Problem to work on:
Where a record contains a picture, omit the picture and repeat the rest exactly.

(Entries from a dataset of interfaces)
+-------+

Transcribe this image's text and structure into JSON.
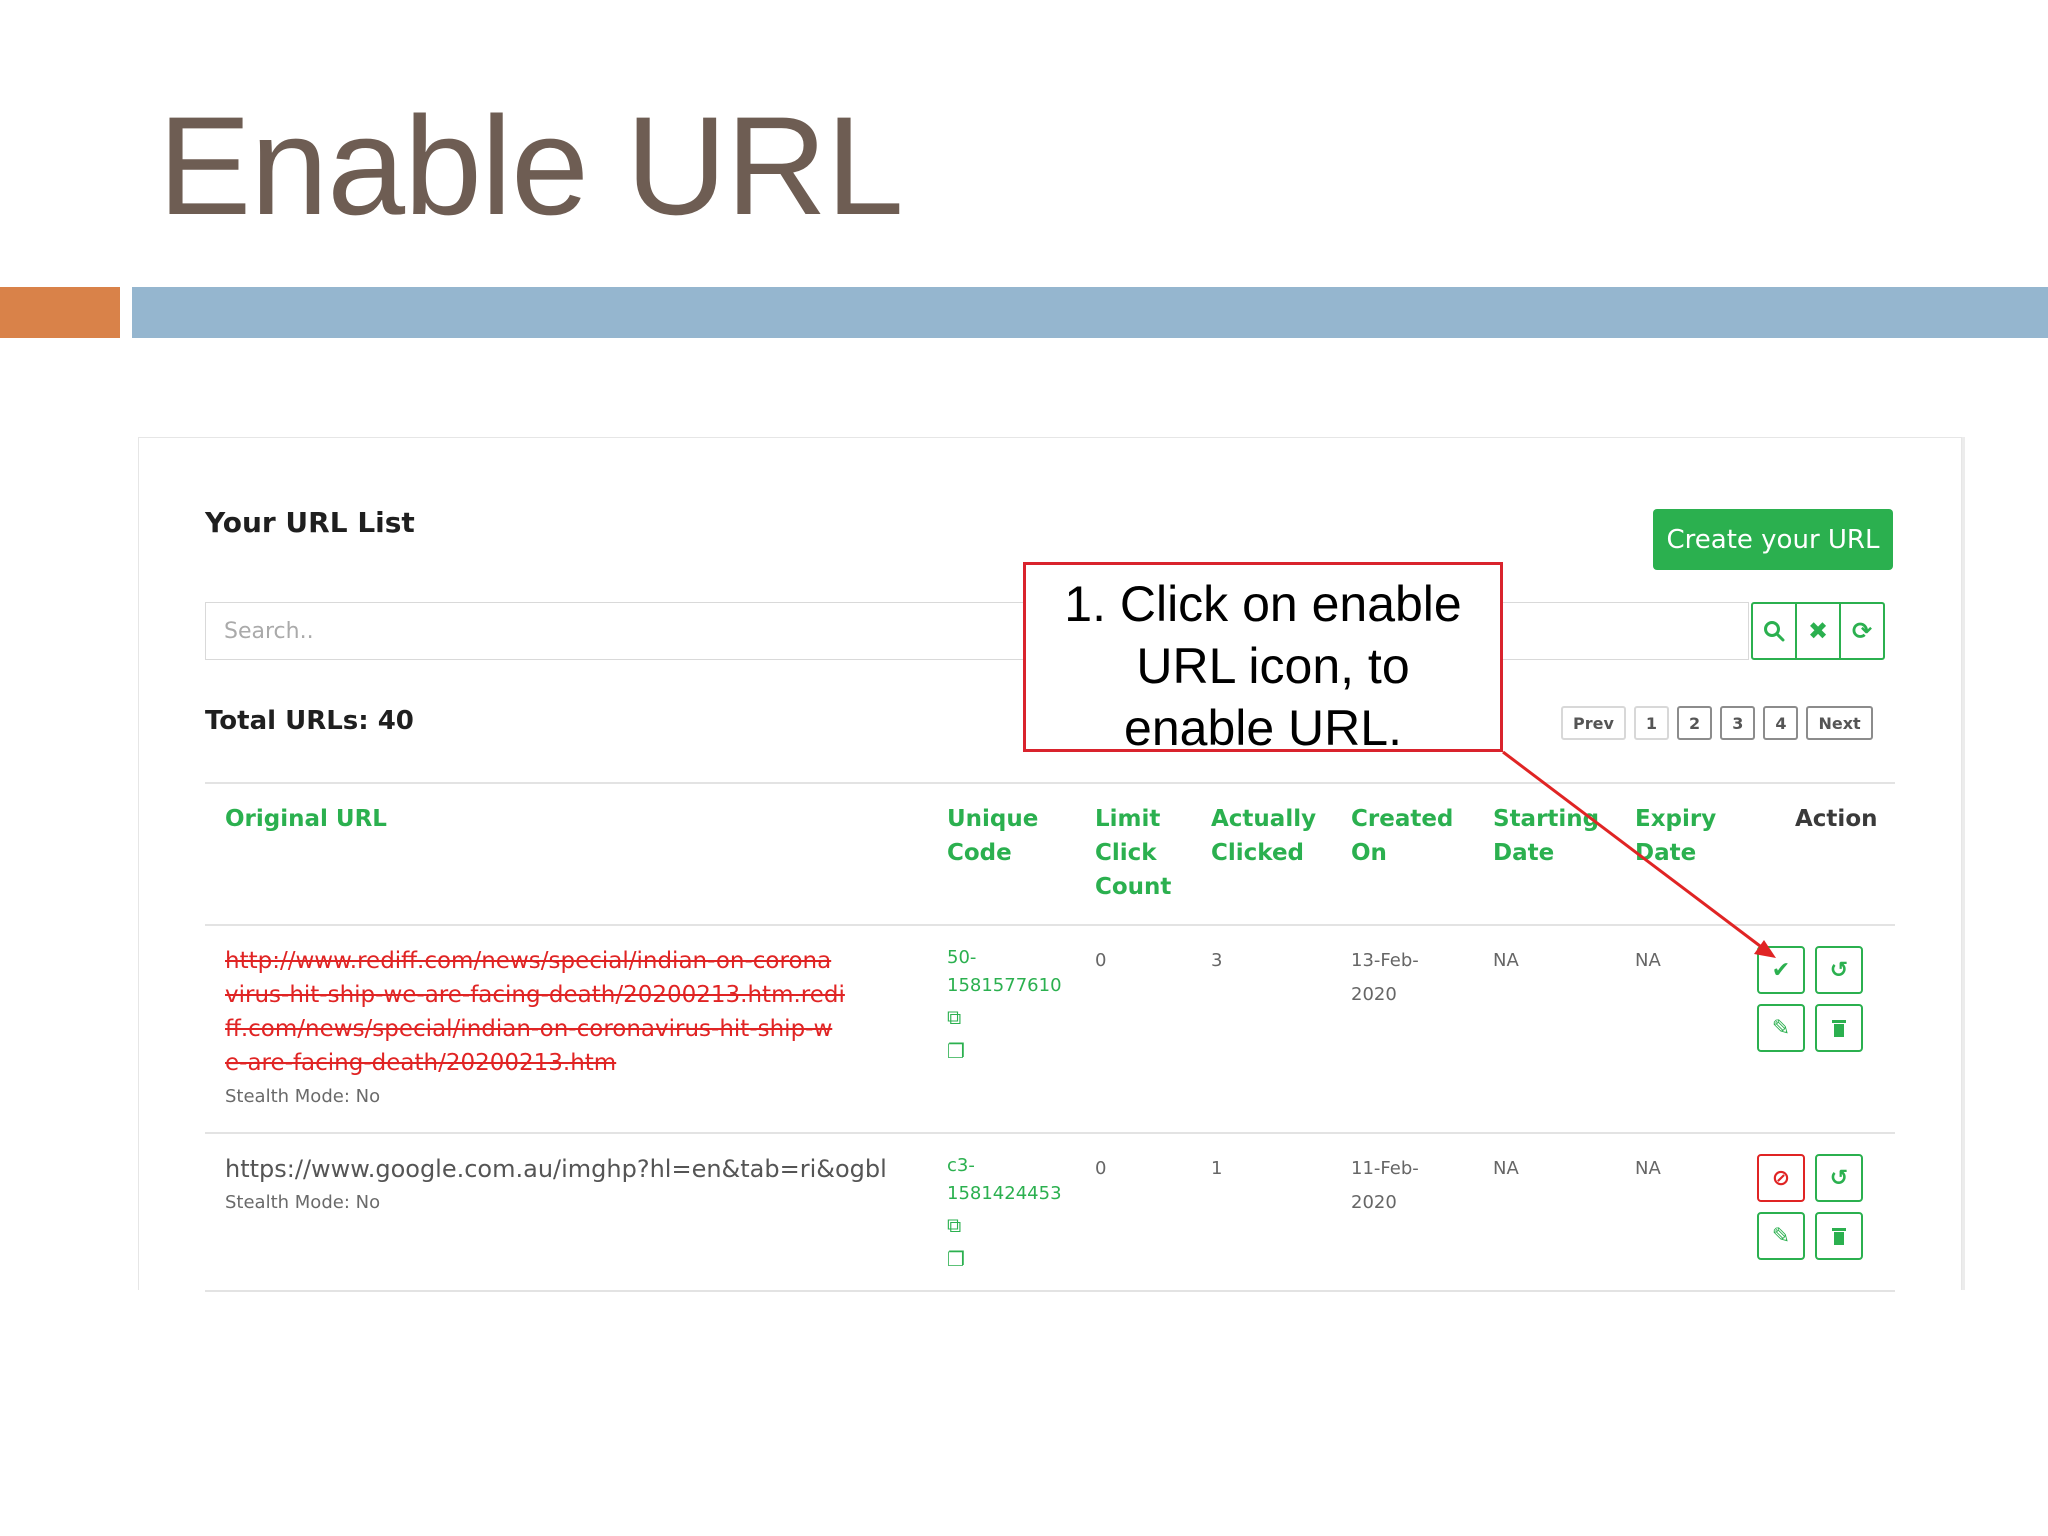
{
  "slide": {
    "title": "Enable URL"
  },
  "panel": {
    "title": "Your URL List",
    "create_button": "Create your URL",
    "search": {
      "placeholder": "Search..",
      "value": ""
    },
    "total_label": "Total URLs: 40",
    "pagination": {
      "prev": "Prev",
      "pages": [
        "1",
        "2",
        "3",
        "4"
      ],
      "next": "Next"
    },
    "columns": {
      "original_url": "Original URL",
      "unique_code_1": "Unique",
      "unique_code_2": "Code",
      "limit_1": "Limit",
      "limit_2": "Click",
      "limit_3": "Count",
      "actual_1": "Actually",
      "actual_2": "Clicked",
      "created_1": "Created",
      "created_2": "On",
      "start_1": "Starting",
      "start_2": "Date",
      "expiry_1": "Expiry",
      "expiry_2": "Date",
      "action": "Action"
    },
    "rows": [
      {
        "url": "http://www.rediff.com/news/special/indian-on-corona virus-hit-ship-we-are-facing-death/20200213.htm.rediff.com/news/special/indian-on-coronavirus-hit-ship-we-are-facing-death/20200213.htm",
        "stealth": "Stealth Mode: No",
        "code_1": "50-",
        "code_2": "1581577610",
        "limit": "0",
        "clicked": "3",
        "created_1": "13-Feb-",
        "created_2": "2020",
        "start": "NA",
        "expiry": "NA",
        "status": "disabled"
      },
      {
        "url": "https://www.google.com.au/imghp?hl=en&tab=ri&ogbl",
        "stealth": "Stealth Mode: No",
        "code_1": "c3-",
        "code_2": "1581424453",
        "limit": "0",
        "clicked": "1",
        "created_1": "11-Feb-",
        "created_2": "2020",
        "start": "NA",
        "expiry": "NA",
        "status": "enabled"
      }
    ]
  },
  "callout": {
    "line1": "1. Click on enable",
    "line2": "URL icon, to",
    "line3": "enable URL."
  },
  "icons": {
    "search": "search-icon",
    "clear": "close-icon",
    "refresh": "refresh-icon",
    "enable": "check-icon",
    "disable": "ban-icon",
    "reset": "history-icon",
    "edit": "pencil-icon",
    "delete": "trash-icon",
    "open": "external-link-icon",
    "copy": "copy-icon"
  },
  "colors": {
    "accent_green": "#2bb04f",
    "disabled_red": "#e02424",
    "callout_red": "#d9232d",
    "bar_orange": "#d98249",
    "bar_blue": "#95b6cf"
  }
}
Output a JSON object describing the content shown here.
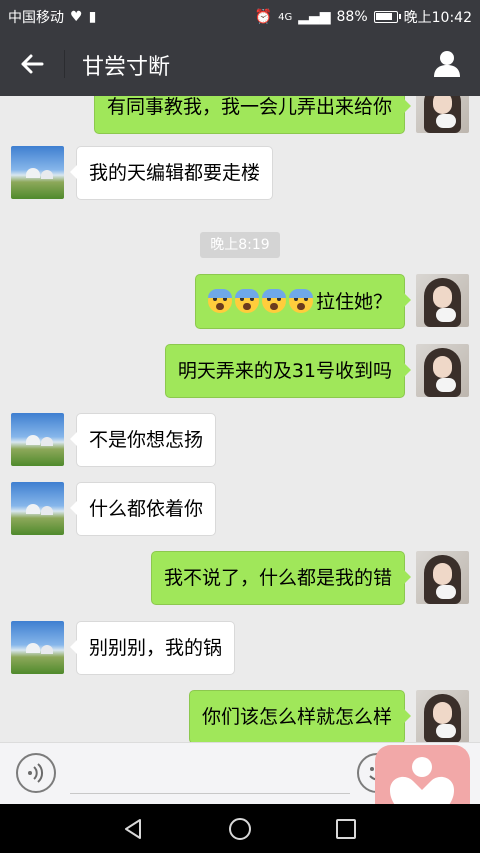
{
  "status_bar": {
    "carrier": "中国移动",
    "signal_text": "4G",
    "battery": "88%",
    "battery_level": 0.88,
    "time": "晚上10:42"
  },
  "header": {
    "title": "甘尝寸断"
  },
  "messages": [
    {
      "side": "out",
      "text": "有同事教我，我一会儿弄出来给你"
    },
    {
      "side": "in",
      "text": "我的天编辑都要走楼"
    },
    {
      "type": "time",
      "text": "晚上8:19"
    },
    {
      "side": "out",
      "text": "拉住她？",
      "emoji_count": 4
    },
    {
      "side": "out",
      "text": "明天弄来的及31号收到吗"
    },
    {
      "side": "in",
      "text": "不是你想怎扬"
    },
    {
      "side": "in",
      "text": "什么都依着你"
    },
    {
      "side": "out",
      "text": "我不说了，什么都是我的错"
    },
    {
      "side": "in",
      "text": "别别别，我的锅"
    },
    {
      "side": "out",
      "text": "你们该怎么样就怎么样"
    }
  ],
  "icons": {
    "back": "arrow-left-icon",
    "profile": "person-icon",
    "voice": "voice-icon",
    "emoji": "emoji-icon",
    "nav_back": "triangle-back-icon",
    "nav_home": "circle-home-icon",
    "nav_recent": "square-recent-icon"
  },
  "colors": {
    "header_bg": "#393a3f",
    "bubble_out": "#a0e75a",
    "bubble_in": "#ffffff",
    "chat_bg": "#ebebeb",
    "overlay_logo": "#f2a8a8"
  }
}
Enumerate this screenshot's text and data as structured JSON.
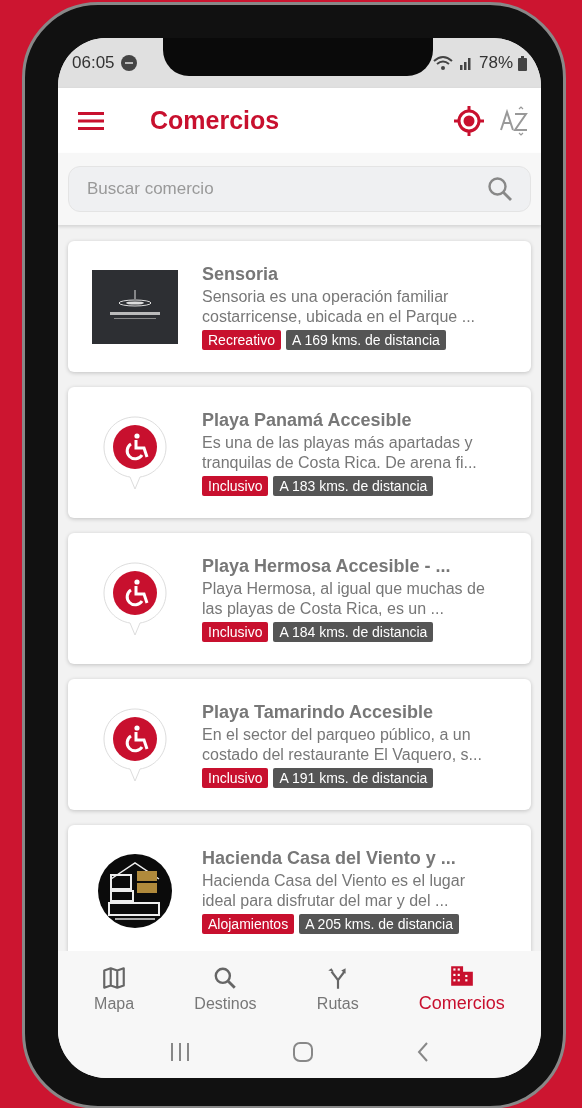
{
  "status_bar": {
    "time": "06:05",
    "battery": "78%"
  },
  "app_bar": {
    "title": "Comercios"
  },
  "search": {
    "placeholder": "Buscar comercio"
  },
  "items": [
    {
      "kind": "square-logo",
      "title": "Sensoria",
      "description": "Sensoria es una operación familiar costarricense, ubicada en el Parque ...",
      "category": "Recreativo",
      "distance": "A 169 kms. de distancia"
    },
    {
      "kind": "pin",
      "title": "Playa Panamá Accesible",
      "description": "Es una de las playas más apartadas y tranquilas de Costa Rica. De arena fi...",
      "category": "Inclusivo",
      "distance": "A 183 kms. de distancia"
    },
    {
      "kind": "pin",
      "title": "Playa Hermosa Accesible - ...",
      "description": "Playa Hermosa, al igual que muchas de las playas de Costa Rica, es un ...",
      "category": "Inclusivo",
      "distance": "A 184 kms. de distancia"
    },
    {
      "kind": "pin",
      "title": "Playa Tamarindo Accesible",
      "description": "En el sector del parqueo público, a un costado del restaurante El Vaquero, s...",
      "category": "Inclusivo",
      "distance": "A 191 kms. de distancia"
    },
    {
      "kind": "round-logo",
      "title": "Hacienda Casa del Viento y ...",
      "description": "Hacienda Casa del Viento es el lugar ideal para disfrutar del mar y del ...",
      "category": "Alojamientos",
      "distance": "A 205 kms. de distancia"
    }
  ],
  "tabs": [
    {
      "kind": "map",
      "label": "Mapa",
      "selected": false
    },
    {
      "kind": "search",
      "label": "Destinos",
      "selected": false
    },
    {
      "kind": "routes",
      "label": "Rutas",
      "selected": false
    },
    {
      "kind": "building",
      "label": "Comercios",
      "selected": true
    }
  ]
}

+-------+

Finished task:
Transcribe this image's text and structure into JSON.
{
  "slide": {
    "title": "Enable URL"
  },
  "panel": {
    "title": "Your URL List",
    "create_button": "Create your URL",
    "search": {
      "placeholder": "Search..",
      "value": ""
    },
    "total_label": "Total URLs: 40",
    "pagination": {
      "prev": "Prev",
      "pages": [
        "1",
        "2",
        "3",
        "4"
      ],
      "next": "Next"
    },
    "columns": {
      "original_url": "Original URL",
      "unique_code_1": "Unique",
      "unique_code_2": "Code",
      "limit_1": "Limit",
      "limit_2": "Click",
      "limit_3": "Count",
      "actual_1": "Actually",
      "actual_2": "Clicked",
      "created_1": "Created",
      "created_2": "On",
      "start_1": "Starting",
      "start_2": "Date",
      "expiry_1": "Expiry",
      "expiry_2": "Date",
      "action": "Action"
    },
    "rows": [
      {
        "url": "http://www.rediff.com/news/special/indian-on-corona virus-hit-ship-we-are-facing-death/20200213.htm.rediff.com/news/special/indian-on-coronavirus-hit-ship-we-are-facing-death/20200213.htm",
        "stealth": "Stealth Mode: No",
        "code_1": "50-",
        "code_2": "1581577610",
        "limit": "0",
        "clicked": "3",
        "created_1": "13-Feb-",
        "created_2": "2020",
        "start": "NA",
        "expiry": "NA",
        "status": "disabled"
      },
      {
        "url": "https://www.google.com.au/imghp?hl=en&tab=ri&ogbl",
        "stealth": "Stealth Mode: No",
        "code_1": "c3-",
        "code_2": "1581424453",
        "limit": "0",
        "clicked": "1",
        "created_1": "11-Feb-",
        "created_2": "2020",
        "start": "NA",
        "expiry": "NA",
        "status": "enabled"
      }
    ]
  },
  "callout": {
    "line1": "1. Click on enable",
    "line2": "URL icon, to",
    "line3": "enable URL."
  },
  "icons": {
    "search": "search-icon",
    "clear": "close-icon",
    "refresh": "refresh-icon",
    "enable": "check-icon",
    "disable": "ban-icon",
    "reset": "history-icon",
    "edit": "pencil-icon",
    "delete": "trash-icon",
    "open": "external-link-icon",
    "copy": "copy-icon"
  },
  "colors": {
    "accent_green": "#2bb04f",
    "disabled_red": "#e02424",
    "callout_red": "#d9232d",
    "bar_orange": "#d98249",
    "bar_blue": "#95b6cf"
  }
}
Output a JSON object describing the content shown here.
{
  "status_bar": {
    "carrier": "中国移动",
    "signal_text": "4G",
    "battery": "88%",
    "battery_level": 0.88,
    "time": "晚上10:42"
  },
  "header": {
    "title": "甘尝寸断"
  },
  "messages": [
    {
      "side": "out",
      "text": "有同事教我，我一会儿弄出来给你"
    },
    {
      "side": "in",
      "text": "我的天编辑都要走楼"
    },
    {
      "type": "time",
      "text": "晚上8:19"
    },
    {
      "side": "out",
      "text": "拉住她？",
      "emoji_count": 4
    },
    {
      "side": "out",
      "text": "明天弄来的及31号收到吗"
    },
    {
      "side": "in",
      "text": "不是你想怎扬"
    },
    {
      "side": "in",
      "text": "什么都依着你"
    },
    {
      "side": "out",
      "text": "我不说了，什么都是我的错"
    },
    {
      "side": "in",
      "text": "别别别，我的锅"
    },
    {
      "side": "out",
      "text": "你们该怎么样就怎么样"
    }
  ],
  "icons": {
    "back": "arrow-left-icon",
    "profile": "person-icon",
    "voice": "voice-icon",
    "emoji": "emoji-icon",
    "nav_back": "triangle-back-icon",
    "nav_home": "circle-home-icon",
    "nav_recent": "square-recent-icon"
  },
  "colors": {
    "header_bg": "#393a3f",
    "bubble_out": "#a0e75a",
    "bubble_in": "#ffffff",
    "chat_bg": "#ebebeb",
    "overlay_logo": "#f2a8a8"
  }
}
Enumerate this screenshot's text and data as structured JSON.
{
  "status_bar": {
    "time": "06:05",
    "battery": "78%"
  },
  "app_bar": {
    "title": "Comercios"
  },
  "search": {
    "placeholder": "Buscar comercio"
  },
  "items": [
    {
      "kind": "square-logo",
      "title": "Sensoria",
      "description": "Sensoria es una operación familiar costarricense, ubicada en el Parque ...",
      "category": "Recreativo",
      "distance": "A 169 kms. de distancia"
    },
    {
      "kind": "pin",
      "title": "Playa Panamá Accesible",
      "description": "Es una de las playas más apartadas y tranquilas de Costa Rica. De arena fi...",
      "category": "Inclusivo",
      "distance": "A 183 kms. de distancia"
    },
    {
      "kind": "pin",
      "title": "Playa Hermosa Accesible - ...",
      "description": "Playa Hermosa, al igual que muchas de las playas de Costa Rica, es un ...",
      "category": "Inclusivo",
      "distance": "A 184 kms. de distancia"
    },
    {
      "kind": "pin",
      "title": "Playa Tamarindo Accesible",
      "description": "En el sector del parqueo público, a un costado del restaurante El Vaquero, s...",
      "category": "Inclusivo",
      "distance": "A 191 kms. de distancia"
    },
    {
      "kind": "round-logo",
      "title": "Hacienda Casa del Viento y ...",
      "description": "Hacienda Casa del Viento es el lugar ideal para disfrutar del mar y del ...",
      "category": "Alojamientos",
      "distance": "A 205 kms. de distancia"
    }
  ],
  "tabs": [
    {
      "kind": "map",
      "label": "Mapa",
      "selected": false
    },
    {
      "kind": "search",
      "label": "Destinos",
      "selected": false
    },
    {
      "kind": "routes",
      "label": "Rutas",
      "selected": false
    },
    {
      "kind": "building",
      "label": "Comercios",
      "selected": true
    }
  ]
}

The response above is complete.